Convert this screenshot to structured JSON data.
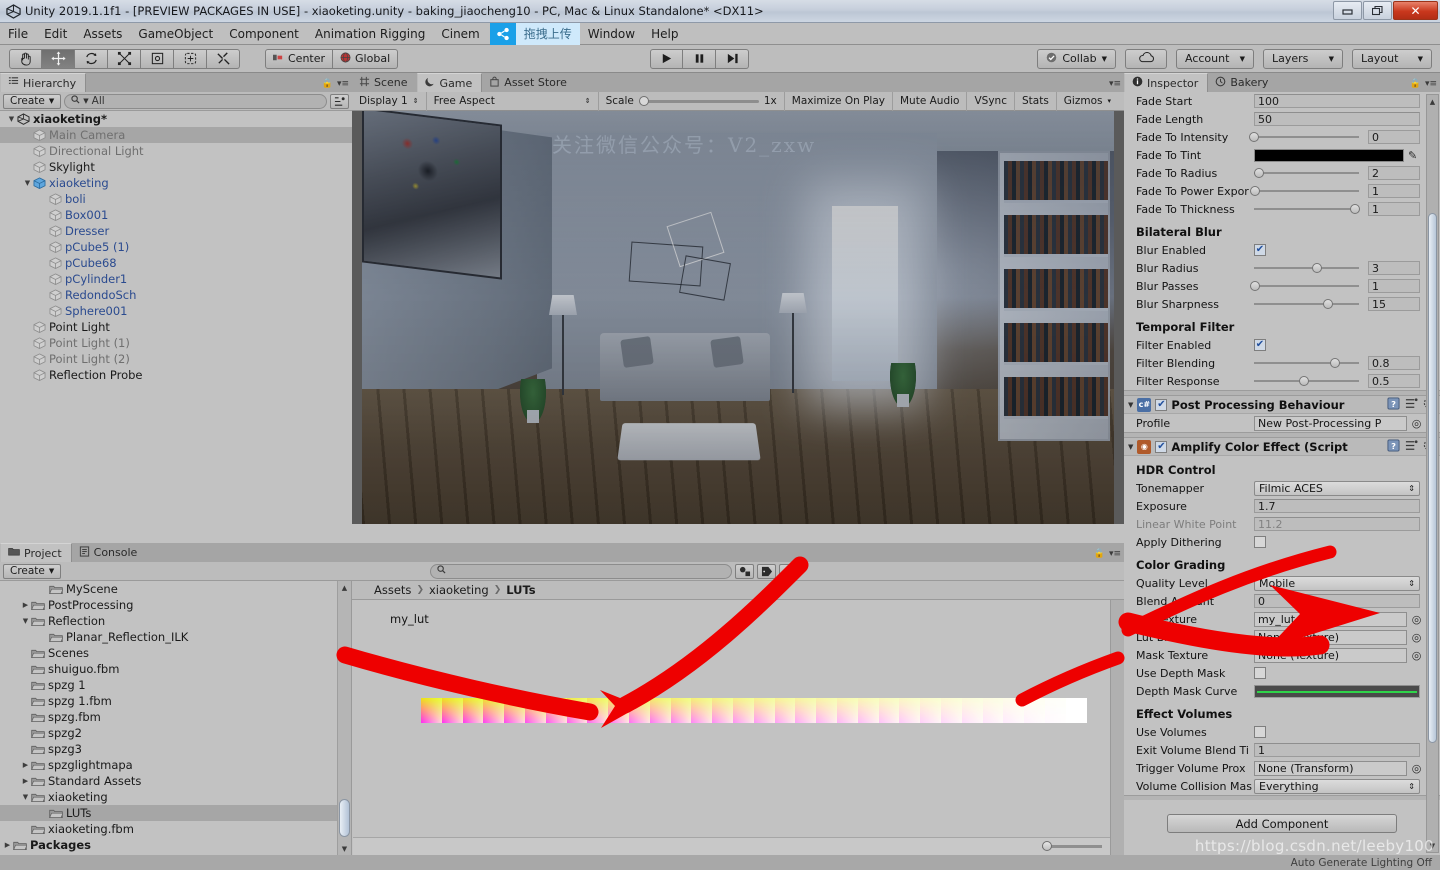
{
  "window": {
    "title": "Unity 2019.1.1f1 - [PREVIEW PACKAGES IN USE] - xiaoketing.unity - baking_jiaocheng10 - PC, Mac & Linux Standalone* <DX11>",
    "buttons": {
      "minimize": "—",
      "maximize": "❐",
      "close": "✕"
    }
  },
  "menubar": {
    "items": [
      "File",
      "Edit",
      "Assets",
      "GameObject",
      "Component",
      "Animation Rigging",
      "Cinem",
      "Window",
      "Help"
    ],
    "plugin": {
      "icon": "wechat-share-icon",
      "label": "拖拽上传"
    }
  },
  "toolbar": {
    "tools": [
      {
        "name": "hand-tool",
        "glyph": "✋",
        "active": false
      },
      {
        "name": "move-tool",
        "glyph": "✥",
        "active": true
      },
      {
        "name": "rotate-tool",
        "glyph": "↻",
        "active": false
      },
      {
        "name": "scale-tool",
        "glyph": "⤢",
        "active": false
      },
      {
        "name": "rect-tool",
        "glyph": "▣",
        "active": false
      },
      {
        "name": "transform-tool",
        "glyph": "◈",
        "active": false
      },
      {
        "name": "custom-tool",
        "glyph": "⚒",
        "active": false
      }
    ],
    "pivot": "Center",
    "handle": "Global",
    "play": "▶",
    "pause": "❙❙",
    "step": "▶❙",
    "collab": "Collab",
    "cloud": "☁",
    "account": "Account",
    "layers": "Layers",
    "layout": "Layout"
  },
  "hierarchy": {
    "tab": "Hierarchy",
    "create": "Create",
    "search_placeholder": "All",
    "items": [
      {
        "label": "xiaoketing*",
        "depth": 0,
        "style": "root",
        "expanded": true,
        "icon": "unity-scene-icon"
      },
      {
        "label": "Main Camera",
        "depth": 1,
        "style": "dim",
        "selected": true,
        "icon": "gameobject-icon"
      },
      {
        "label": "Directional Light",
        "depth": 1,
        "style": "dim",
        "icon": "gameobject-icon"
      },
      {
        "label": "Skylight",
        "depth": 1,
        "style": "norm",
        "icon": "gameobject-icon"
      },
      {
        "label": "xiaoketing",
        "depth": 1,
        "style": "prefab",
        "expanded": true,
        "icon": "prefab-icon"
      },
      {
        "label": "boli",
        "depth": 2,
        "style": "prefab",
        "icon": "gameobject-icon"
      },
      {
        "label": "Box001",
        "depth": 2,
        "style": "prefab",
        "icon": "gameobject-icon"
      },
      {
        "label": "Dresser",
        "depth": 2,
        "style": "prefab",
        "icon": "gameobject-icon"
      },
      {
        "label": "pCube5 (1)",
        "depth": 2,
        "style": "prefab",
        "icon": "gameobject-icon"
      },
      {
        "label": "pCube68",
        "depth": 2,
        "style": "prefab",
        "icon": "gameobject-icon"
      },
      {
        "label": "pCylinder1",
        "depth": 2,
        "style": "prefab",
        "icon": "gameobject-icon"
      },
      {
        "label": "RedondoSch",
        "depth": 2,
        "style": "prefab",
        "icon": "gameobject-icon"
      },
      {
        "label": "Sphere001",
        "depth": 2,
        "style": "prefab",
        "icon": "gameobject-icon"
      },
      {
        "label": "Point Light",
        "depth": 1,
        "style": "norm",
        "icon": "gameobject-icon"
      },
      {
        "label": "Point Light (1)",
        "depth": 1,
        "style": "dim",
        "icon": "gameobject-icon"
      },
      {
        "label": "Point Light (2)",
        "depth": 1,
        "style": "dim",
        "icon": "gameobject-icon"
      },
      {
        "label": "Reflection Probe",
        "depth": 1,
        "style": "norm",
        "icon": "gameobject-icon"
      }
    ]
  },
  "gameview": {
    "tabs": [
      {
        "label": "Scene",
        "icon": "scene-grid-icon",
        "active": false
      },
      {
        "label": "Game",
        "icon": "game-icon",
        "active": true
      },
      {
        "label": "Asset Store",
        "icon": "store-icon",
        "active": false
      }
    ],
    "display": "Display 1",
    "aspect": "Free Aspect",
    "scale_label": "Scale",
    "scale_value": "1x",
    "maximize": "Maximize On Play",
    "mute": "Mute Audio",
    "vsync": "VSync",
    "stats": "Stats",
    "gizmos": "Gizmos",
    "watermark": "关注微信公众号：V2_zxw"
  },
  "inspector": {
    "tabs": [
      {
        "label": "Inspector",
        "icon": "info-icon",
        "active": true
      },
      {
        "label": "Bakery",
        "icon": "bakery-icon",
        "active": false
      }
    ],
    "rows": [
      {
        "type": "field",
        "label": "Fade Start",
        "value": "100",
        "clipped": true
      },
      {
        "type": "field",
        "label": "Fade Length",
        "value": "50"
      },
      {
        "type": "slider",
        "label": "Fade To Intensity",
        "value": "0",
        "pos": 0
      },
      {
        "type": "color",
        "label": "Fade To Tint",
        "value": "#000000"
      },
      {
        "type": "slider",
        "label": "Fade To Radius",
        "value": "2",
        "pos": 5
      },
      {
        "type": "slider",
        "label": "Fade To Power Expor",
        "value": "1",
        "pos": 1
      },
      {
        "type": "slider",
        "label": "Fade To Thickness",
        "value": "1",
        "pos": 96
      },
      {
        "type": "section",
        "label": "Bilateral Blur"
      },
      {
        "type": "checkbox",
        "label": "Blur Enabled",
        "checked": true
      },
      {
        "type": "slider",
        "label": "Blur Radius",
        "value": "3",
        "pos": 60
      },
      {
        "type": "slider",
        "label": "Blur Passes",
        "value": "1",
        "pos": 1
      },
      {
        "type": "slider",
        "label": "Blur Sharpness",
        "value": "15",
        "pos": 70
      },
      {
        "type": "section",
        "label": "Temporal Filter"
      },
      {
        "type": "checkbox",
        "label": "Filter Enabled",
        "checked": true
      },
      {
        "type": "slider",
        "label": "Filter Blending",
        "value": "0.8",
        "pos": 77
      },
      {
        "type": "slider",
        "label": "Filter Response",
        "value": "0.5",
        "pos": 48
      }
    ],
    "components": [
      {
        "name": "Post Processing Behaviour",
        "enabled": true,
        "icon": "csharp-script-icon",
        "icon_color": "#4a6fa5",
        "rows": [
          {
            "type": "object",
            "label": "Profile",
            "value": "New Post-Processing P",
            "icon": "asset-icon"
          }
        ]
      },
      {
        "name": "Amplify Color Effect (Script",
        "enabled": true,
        "icon": "amplify-icon",
        "icon_color": "#b05a2a",
        "rows": [
          {
            "type": "section",
            "label": "HDR Control"
          },
          {
            "type": "dropdown",
            "label": "Tonemapper",
            "value": "Filmic ACES"
          },
          {
            "type": "field",
            "label": "Exposure",
            "value": "1.7"
          },
          {
            "type": "field",
            "label": "Linear White Point",
            "value": "11.2",
            "dim": true
          },
          {
            "type": "checkbox",
            "label": "Apply Dithering",
            "checked": false
          },
          {
            "type": "section",
            "label": "Color Grading"
          },
          {
            "type": "dropdown",
            "label": "Quality Level",
            "value": "Mobile"
          },
          {
            "type": "field",
            "label": "Blend Amount",
            "value": "0"
          },
          {
            "type": "object",
            "label": "Lut Texture",
            "value": "my_lut",
            "highlight": true
          },
          {
            "type": "object",
            "label": "Lut Blend Texture",
            "value": "None (Texture)"
          },
          {
            "type": "object",
            "label": "Mask Texture",
            "value": "None (Texture)"
          },
          {
            "type": "checkbox",
            "label": "Use Depth Mask",
            "checked": false
          },
          {
            "type": "curve",
            "label": "Depth Mask Curve",
            "color": "#2fd44a"
          },
          {
            "type": "section",
            "label": "Effect Volumes"
          },
          {
            "type": "checkbox",
            "label": "Use Volumes",
            "checked": false
          },
          {
            "type": "field",
            "label": "Exit Volume Blend Ti",
            "value": "1"
          },
          {
            "type": "object",
            "label": "Trigger Volume Prox",
            "value": "None (Transform)"
          },
          {
            "type": "dropdown",
            "label": "Volume Collision Mas",
            "value": "Everything"
          }
        ]
      }
    ],
    "add_component": "Add Component"
  },
  "project": {
    "tabs": [
      {
        "label": "Project",
        "icon": "folder-icon",
        "active": true
      },
      {
        "label": "Console",
        "icon": "console-icon",
        "active": false
      }
    ],
    "create": "Create",
    "search_placeholder": "",
    "tree": [
      {
        "label": "MyScene",
        "depth": 2,
        "arrow": ""
      },
      {
        "label": "PostProcessing",
        "depth": 1,
        "arrow": "▶"
      },
      {
        "label": "Reflection",
        "depth": 1,
        "arrow": "▼"
      },
      {
        "label": "Planar_Reflection_ILK",
        "depth": 2,
        "arrow": ""
      },
      {
        "label": "Scenes",
        "depth": 1,
        "arrow": ""
      },
      {
        "label": "shuiguo.fbm",
        "depth": 1,
        "arrow": ""
      },
      {
        "label": "spzg 1",
        "depth": 1,
        "arrow": ""
      },
      {
        "label": "spzg 1.fbm",
        "depth": 1,
        "arrow": ""
      },
      {
        "label": "spzg.fbm",
        "depth": 1,
        "arrow": ""
      },
      {
        "label": "spzg2",
        "depth": 1,
        "arrow": ""
      },
      {
        "label": "spzg3",
        "depth": 1,
        "arrow": ""
      },
      {
        "label": "spzglightmapa",
        "depth": 1,
        "arrow": "▶"
      },
      {
        "label": "Standard Assets",
        "depth": 1,
        "arrow": "▶"
      },
      {
        "label": "xiaoketing",
        "depth": 1,
        "arrow": "▼"
      },
      {
        "label": "LUTs",
        "depth": 2,
        "arrow": "",
        "selected": true
      },
      {
        "label": "xiaoketing.fbm",
        "depth": 1,
        "arrow": ""
      },
      {
        "label": "Packages",
        "depth": 0,
        "arrow": "▶",
        "bold": true
      }
    ],
    "breadcrumb": [
      "Assets",
      "xiaoketing",
      "LUTs"
    ],
    "asset": {
      "name": "my_lut",
      "type": "lut-texture-strip",
      "cells": 32
    },
    "toolbar_icons": [
      "object-filter-icon",
      "label-filter-icon",
      "favorite-icon"
    ]
  },
  "statusbar": {
    "text": "Auto Generate Lighting Off",
    "watermark": "https://blog.csdn.net/leeby100"
  },
  "colors": {
    "accent_blue": "#1aa0e8",
    "panel_bg": "#c2c2c2",
    "tab_bg": "#a5a5a5",
    "arrow_red": "#ee0000",
    "prefab_text": "#2a4a8f"
  }
}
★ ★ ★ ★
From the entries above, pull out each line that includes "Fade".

        "label": "Fade Start",
        "label": "Fade Length",
        "label": "Fade To Intensity",
        "label": "Fade To Tint",
        "label": "Fade To Radius",
        "label": "Fade To Power Expor",
        "label": "Fade To Thickness",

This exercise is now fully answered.